Permafrost Discovery Gateway Webinar: Assessing Ice Wedge Degradation Stage Using Multi-Scale Remote Sensing
Speaking: Katie Braun & Christian Andresen, University of Wisconsin - Madison
Event Type: Webinars and Virtual Events
When: 20 April 2023
Where: Online: 9:00-10:00 am AKST, 1:00-2:00 pm EST
The Permafrost Discovery Gateway hosts a monthly webinar series on a Thursday at 09:00 Alaska time. The webinar aims to 1) connect the international science community interested in big data remote sensing of permafrost landscapes, and 2) provide the Permafrost Discovery Gateway development team with end-user stories (by the presenter and webinar participants), such as exploring tools the community needs to create and explore big data.

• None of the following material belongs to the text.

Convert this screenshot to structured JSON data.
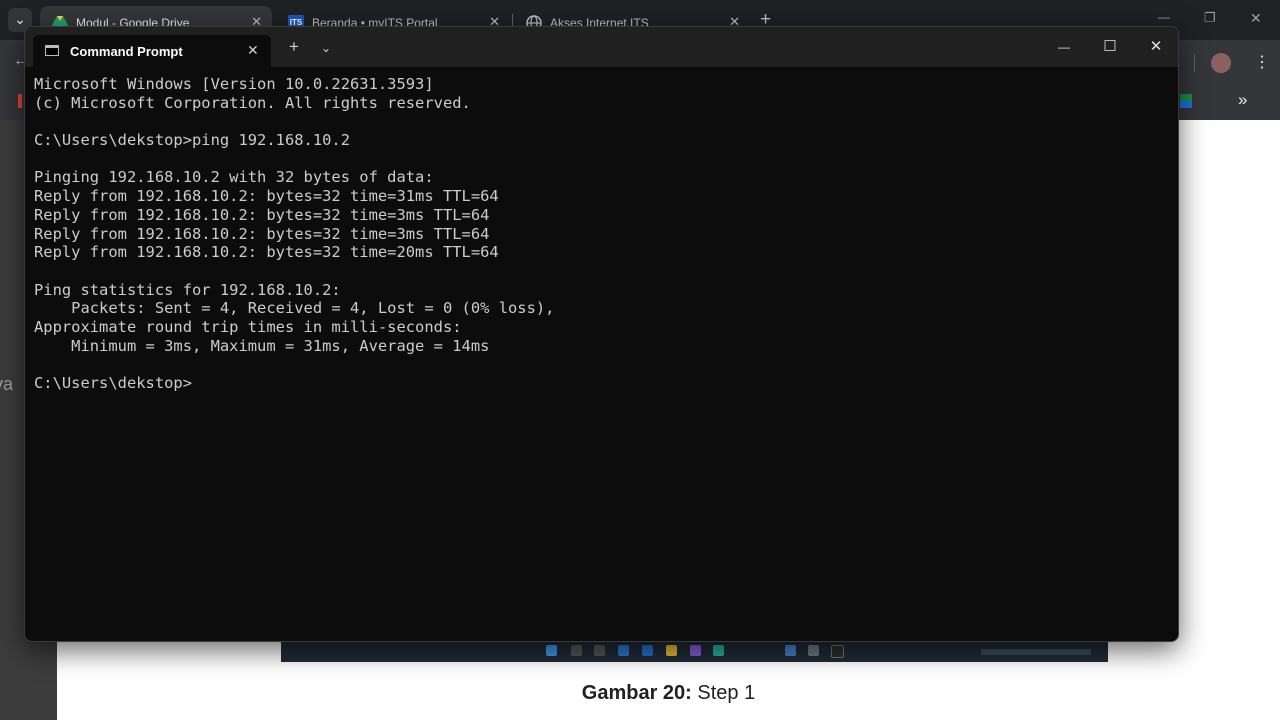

Common methods of mapping ice wedge degradation use surface water in remotely sensed imagery as a proxy for ice-wedge degradation; this method consistently underestimates total degradation as surface hydrology in ice-wedge troughs is complex and only a portion of degrading ice wedges are flooded. More accurate remote sensing methods for detecting ice- wedge degradation stages – that depict ice wedges in undegraded, degraded, and stabilized states – will better allow us to monitor and predict Arctic landscape change. We characterized ice wedge degradation stages near Prudhoe Bay, Alaska using a novel approach that combines spectral (e.g., NDVI and NIR) and geometric properties of thermokarst pits and troughs with high-resolution (0.5 m) WorldView-2 imagery. Spatial patterns in ice-wedge degradation were identified through clustering: areas with significantly similar trough widths and flooding stage were grouped into hydrogeomorphic units. We can associate these hydrogeomorphic units with ice-wedge degradation stages based on both fieldwork and high-resolution temporal analysis of the evolution of these ice wedge landscapes. The resulting maps of ice-wedge trough networks and degradation estimates have been validated with field observations, drone LIDAR, multi- spectral and photogrammetry surveys. These improved maps of ice-wedge networks reveal that ice wedge degradation is heterogeneous across both meter and kilometer scales. In addition, this approach can provide high resolution baseline datasets for training deep-learning AI mapping efforts of ice-wedge degradation stages across greater spatial and temporal scales.